English French German Italian Portuguese Spanish

OpenOffice by the book

Filed under
OOo

South African organisation Translate.org.za is best known for its work translating open source software into indigenous South African languages. Among these are localisations done for the OpenOffice.org (OOo) office suite which offers features comparable with Microsoft's Office suite.

Now, in addition to translating the software into additional languages, Translate.org.za has also released a book on using OpenOffice.org effectively.

Translate.org.za has so far translated OpenOffice.org version 3.0 into English, Afrikaans and Northern Sotho versions, which are available from their website.

rest here




More in Tux Machines

Linux Desktop Evolution: Minor, Invisible, or Aesthetic

In the last two years, the Linux desktop has settled into a period of quiet diversity. The user revolts of 2008-2012 are safely in the past, and users are scattered among at least seven major desktops -- Cinnamon, GNOME, KDE,LXDE, MATE, Unity, and Xfce -- and likely to stay that way. So what comes next? What will the next innovations on the desktop be? Where will they come from? Prediction is as safe as investing in penny mining stocks, but some major trends for the next couple of years seem obvious without the bother of a tarot reading. Read more

Ubuntu Touch apps can run in windowed mode

The developers of the Ubuntu Linux operating system for desktop, notebook, and server computers are working on a touch-friendly version for smartphones and tablets, with the first Ubuntu phones expected to go on sale this year. Read more

Square tries to make open source “welcoming and inspiring” to women

What is open source? Simply put, it is source code (used to develop software programs) that is freely available and modifiable on the Internet. Open source developers from all over the world contribute to various projects, which are hosted on various websites—GitHub, a popular code hosting site, has over 8 million users and over 19 million code “repositories.” Read more

Citizens call on Dortmund to use free software
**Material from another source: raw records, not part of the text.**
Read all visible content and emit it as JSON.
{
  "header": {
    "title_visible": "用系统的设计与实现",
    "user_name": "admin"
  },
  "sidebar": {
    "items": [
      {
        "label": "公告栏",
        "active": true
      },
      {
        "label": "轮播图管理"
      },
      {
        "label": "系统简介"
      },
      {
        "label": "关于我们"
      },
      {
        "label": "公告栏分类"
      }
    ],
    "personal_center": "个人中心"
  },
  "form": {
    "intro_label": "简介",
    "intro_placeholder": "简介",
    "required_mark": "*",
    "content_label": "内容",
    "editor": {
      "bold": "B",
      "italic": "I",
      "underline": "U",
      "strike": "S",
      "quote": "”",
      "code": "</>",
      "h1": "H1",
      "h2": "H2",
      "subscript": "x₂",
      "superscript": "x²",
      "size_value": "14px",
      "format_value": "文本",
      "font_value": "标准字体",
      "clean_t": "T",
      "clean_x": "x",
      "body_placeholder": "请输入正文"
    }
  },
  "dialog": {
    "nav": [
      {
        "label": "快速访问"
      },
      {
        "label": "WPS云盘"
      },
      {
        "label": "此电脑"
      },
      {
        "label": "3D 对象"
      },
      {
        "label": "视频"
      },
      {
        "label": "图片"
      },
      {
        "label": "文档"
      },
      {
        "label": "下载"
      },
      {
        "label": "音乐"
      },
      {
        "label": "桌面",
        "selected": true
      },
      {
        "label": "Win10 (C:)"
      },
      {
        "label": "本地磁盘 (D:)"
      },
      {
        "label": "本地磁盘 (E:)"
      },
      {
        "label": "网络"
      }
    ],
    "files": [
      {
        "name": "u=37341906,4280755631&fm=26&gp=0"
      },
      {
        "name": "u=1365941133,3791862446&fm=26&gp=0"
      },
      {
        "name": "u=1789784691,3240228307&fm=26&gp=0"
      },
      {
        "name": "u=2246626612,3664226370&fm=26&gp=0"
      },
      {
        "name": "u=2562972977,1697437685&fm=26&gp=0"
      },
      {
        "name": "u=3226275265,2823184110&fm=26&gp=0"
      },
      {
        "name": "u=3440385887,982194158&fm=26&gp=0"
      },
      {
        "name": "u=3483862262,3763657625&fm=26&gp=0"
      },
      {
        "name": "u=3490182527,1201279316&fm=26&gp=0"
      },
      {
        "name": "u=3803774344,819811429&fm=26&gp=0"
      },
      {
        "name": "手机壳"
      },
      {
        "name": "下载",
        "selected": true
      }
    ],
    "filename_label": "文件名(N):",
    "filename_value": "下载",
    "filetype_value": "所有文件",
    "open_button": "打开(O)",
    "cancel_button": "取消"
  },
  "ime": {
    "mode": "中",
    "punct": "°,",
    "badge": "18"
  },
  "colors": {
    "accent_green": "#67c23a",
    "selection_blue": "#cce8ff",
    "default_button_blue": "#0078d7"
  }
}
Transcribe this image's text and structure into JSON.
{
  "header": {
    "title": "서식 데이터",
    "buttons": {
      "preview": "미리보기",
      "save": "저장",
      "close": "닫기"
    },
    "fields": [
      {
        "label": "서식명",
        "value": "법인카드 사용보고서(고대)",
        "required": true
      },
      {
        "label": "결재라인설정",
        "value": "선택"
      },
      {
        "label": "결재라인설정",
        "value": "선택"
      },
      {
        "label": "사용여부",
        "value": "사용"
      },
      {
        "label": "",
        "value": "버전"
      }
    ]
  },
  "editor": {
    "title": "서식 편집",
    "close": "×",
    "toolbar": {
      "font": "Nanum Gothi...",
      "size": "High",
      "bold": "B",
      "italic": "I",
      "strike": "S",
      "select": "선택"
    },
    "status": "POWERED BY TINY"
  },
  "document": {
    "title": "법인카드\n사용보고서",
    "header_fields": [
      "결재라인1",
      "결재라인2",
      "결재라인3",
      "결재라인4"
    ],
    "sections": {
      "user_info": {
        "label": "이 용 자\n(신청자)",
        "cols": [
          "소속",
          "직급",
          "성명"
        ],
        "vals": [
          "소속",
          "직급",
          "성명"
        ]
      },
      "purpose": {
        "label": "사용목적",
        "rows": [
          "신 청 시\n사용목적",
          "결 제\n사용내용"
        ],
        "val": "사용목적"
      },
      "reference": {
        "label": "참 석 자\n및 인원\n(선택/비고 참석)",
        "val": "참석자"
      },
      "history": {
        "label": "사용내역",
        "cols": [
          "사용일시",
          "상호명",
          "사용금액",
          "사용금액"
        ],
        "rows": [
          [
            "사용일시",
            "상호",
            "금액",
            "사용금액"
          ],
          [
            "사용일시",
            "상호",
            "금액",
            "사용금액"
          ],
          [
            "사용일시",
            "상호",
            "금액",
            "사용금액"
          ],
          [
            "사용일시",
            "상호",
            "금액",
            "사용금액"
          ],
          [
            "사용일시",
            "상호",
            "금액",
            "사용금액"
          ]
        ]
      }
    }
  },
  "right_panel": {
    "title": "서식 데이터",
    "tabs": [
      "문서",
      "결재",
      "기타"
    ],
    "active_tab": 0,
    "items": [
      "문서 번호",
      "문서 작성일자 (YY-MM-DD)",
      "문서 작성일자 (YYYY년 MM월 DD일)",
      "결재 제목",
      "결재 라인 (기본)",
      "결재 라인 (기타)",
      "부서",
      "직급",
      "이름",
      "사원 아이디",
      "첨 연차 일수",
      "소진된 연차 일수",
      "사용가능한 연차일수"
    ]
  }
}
Four citizens of the German city of Dortmund have started a citizens’ initiative, asking the city council to seriously consider the use of free and open source software. “The city needs to recognise free software as a topic in the public interest”, the DO-FOSS initiators write. Read more